Using the Giving ‘Voice to Values’ Approach to teaching Ethics to College Students
I fear that another scandal in business may be just around the corner. A federal regulator recently said increased risk is creeping back into the financial system, warning in a report that U.S. banks are relaxing loan-underwriting standards in a manner similar to the years preceding the 2008 financial crisis.
The largest U.S. lenders have loosened requirements for corporate loans and consumer borrowing such as credit cards and auto loans for three years in a row, the Office of the Comptroller of the Currency said in an annual report. The easing comes as banks search for higher-return investments amid low interest rates and competition from nonbank lenders
Officials at the OCC, which regulates national banks, warned a similar trend of gradual easing in lending standards took place in the early 2000s. The regulator noted similarities between the 2014 survey, which measured underwriting standards through June 30, and one issued in 2006.
The survey “showed a continued easing in underwriting standards, with trends very similar to those seen from 2004 through 2006,” said Jennifer Kelly, senior deputy comptroller for bank-supervision policy and chief national bank examiner, in a statement.
The OCC’s examination of 91 large banks with $4.9 trillion in loans found the greatest relaxation among leveraged loans—or loans to companies that already have large amounts of debt—as well as auto loans, credit cards, large corporate loans and international loans.
Among regulators’ concerns are what they view as risky auto-lending practices, including an increasing number of loans to borrowers with poor credit, and long loan terms of as many as seven years.
The OCC survey, which covered the year that ended June 30, 2014, was broadly consistent with other data looking across the banking industry.
I’d like to think that banks have learned their lesson from the great financial recession but I also know that history tends to repeat itself with respect to business frauds. Despite new legislation under the Dodd-Frank Financial Reform Act, the banking industry has not learned its lesson and greed is once more raising its ugly face. My fear is we all will pay the price down the road as we did during the recession.
What we can we do as business ethics professors to inculcate ethical values in our students in the hope that they won’t be part of an environment that loosens the reins on ethical behavior such as we have experienced in the banking industry for so long?
The challenge to ethical behavior in the workplace is to resist pressures to act in a way that one knows is the wrong thing to do. Most people instinctively know what the right thing to do is in most workplace ethical dilemmas. However, the difficulty is what comes next. How do we “give voice to our values” in such instances. Thankfully, there are resources to help us not the least of which is the Giving Voice to Values educational program developed by Dr. Mary Gentile at Babson College outside Boston.
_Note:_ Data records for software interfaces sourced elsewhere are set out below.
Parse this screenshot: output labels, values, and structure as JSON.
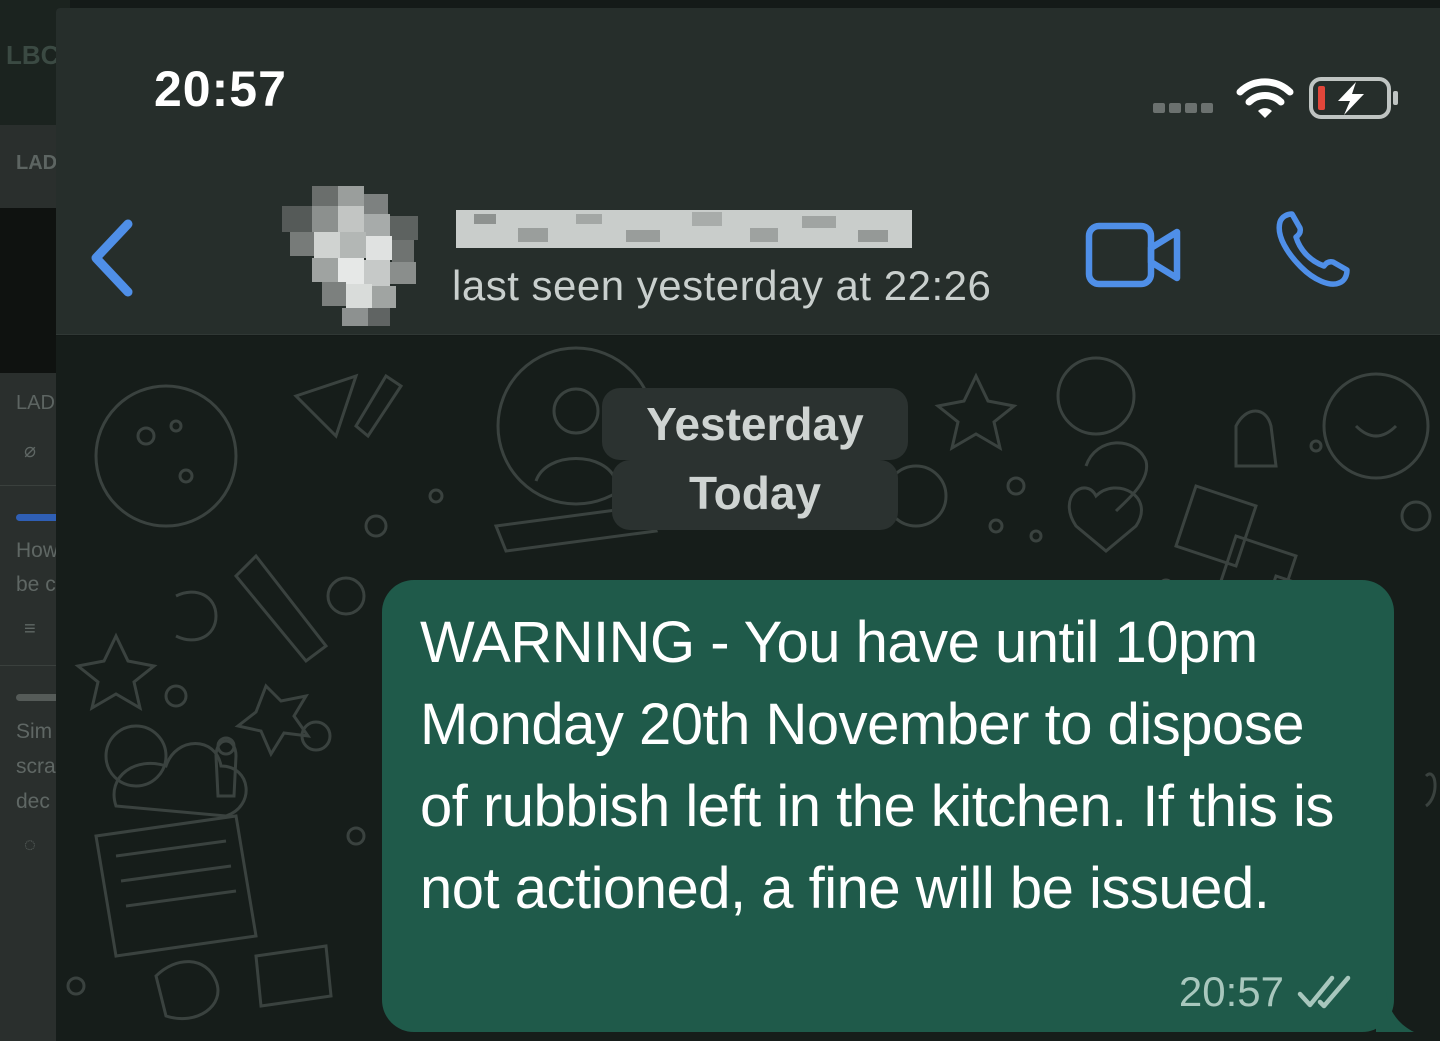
{
  "background_page": {
    "logo": "LBC",
    "section_1": "LAD",
    "section_2": "LAD",
    "article_1_lines": [
      "How",
      "be c"
    ],
    "article_2_lines": [
      "Sim",
      "scra",
      "dec"
    ]
  },
  "status_bar": {
    "time": "20:57"
  },
  "chat_header": {
    "last_seen": "last seen yesterday at 22:26"
  },
  "chat": {
    "date_separators": [
      "Yesterday",
      "Today"
    ],
    "message": {
      "text": "WARNING - You have until 10pm Monday 20th November to dispose of rubbish left in the kitchen. If this is not actioned, a fine will be issued.",
      "time": "20:57",
      "status_icon": "double-check-icon"
    }
  },
  "colors": {
    "header_bg": "#262e2b",
    "chat_bg": "#161d1a",
    "bubble_bg": "#1f5a4a",
    "accent_blue": "#4f8fe8",
    "battery_red": "#e2463a"
  }
}
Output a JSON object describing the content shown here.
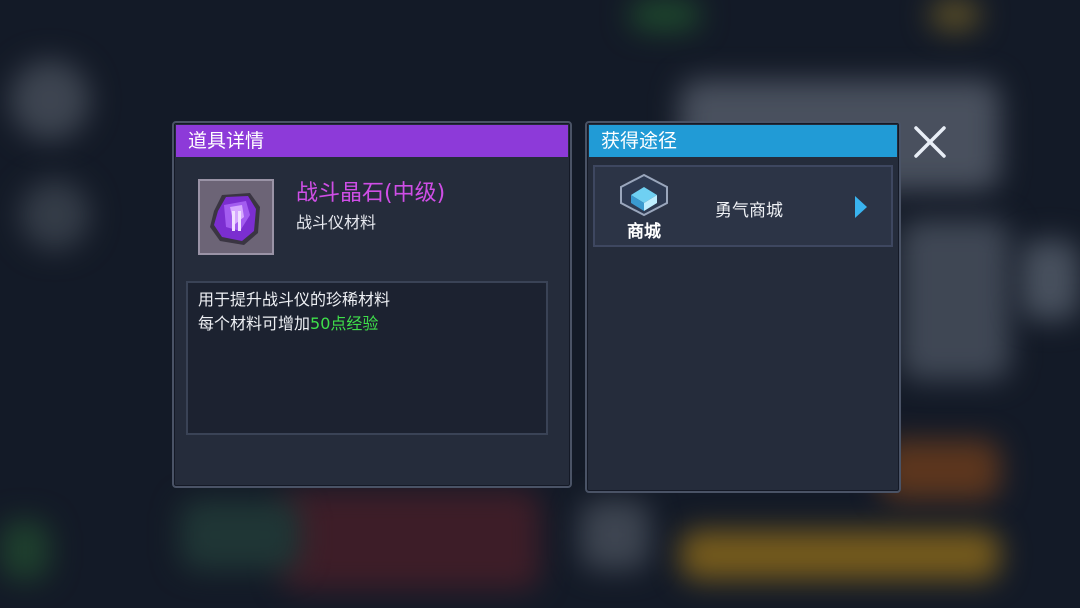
{
  "detail": {
    "title": "道具详情",
    "item_name": "战斗晶石(中级)",
    "item_type": "战斗仪材料",
    "description_line1": "用于提升战斗仪的珍稀材料",
    "description_line2_prefix": "每个材料可增加",
    "description_line2_highlight": "50点经验",
    "icon": "purple-crystal-icon"
  },
  "source": {
    "title": "获得途径",
    "items": [
      {
        "icon_label": "商城",
        "label": "勇气商城",
        "icon": "shop-icon"
      }
    ]
  },
  "close": {
    "icon": "close-icon"
  },
  "colors": {
    "detail_header": "#8d3ad9",
    "source_header": "#219bd6",
    "item_name": "#cf4ee6",
    "highlight": "#3fe04a",
    "arrow": "#39b3ef"
  }
}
The Giving Voice to Values approach calls for a post-decision-making perspective that relies on developing an action plan to carry out what a person knows is the right way to behave. In my ethics courses I ask students to develop a script that details what they will say; to whom will they say it; how might they enlist the help of others to support their decision; and how will they counteract those with countervailing opinions.
The Giving Voice to Values approach is not full-proof. No method of ethical reasoning or action can be. The reason is we have to react sometimes instantaneously to the facts at hand and how they might change. Even though we may want to voice our objections, exercise moral courage, and do the right thing, we still need to deal with the pressure from those who are aligned against us and might have a say over whether we progress in an organization or even get fired.
There is an old expression that “Good ethics is good Business.” I’m not partial to it because, at least to me, it minimizes ethical behavior and relegates it to a utilitarian perspective. We shouldn’t be ethical in business, or in life for that matter, because we expect some end result. We should be ethical in all that we do because it is the right way to behave and it has intrinsic value.
Blog posted by Dr. Steven Mintz, aka Ethics Sage, on March 12, 2015. Professor Mintz is on the faculty of the Orfalea College of Business at Cal Poly San Luis Obispo. He also blogs at: www.ethicssage.com.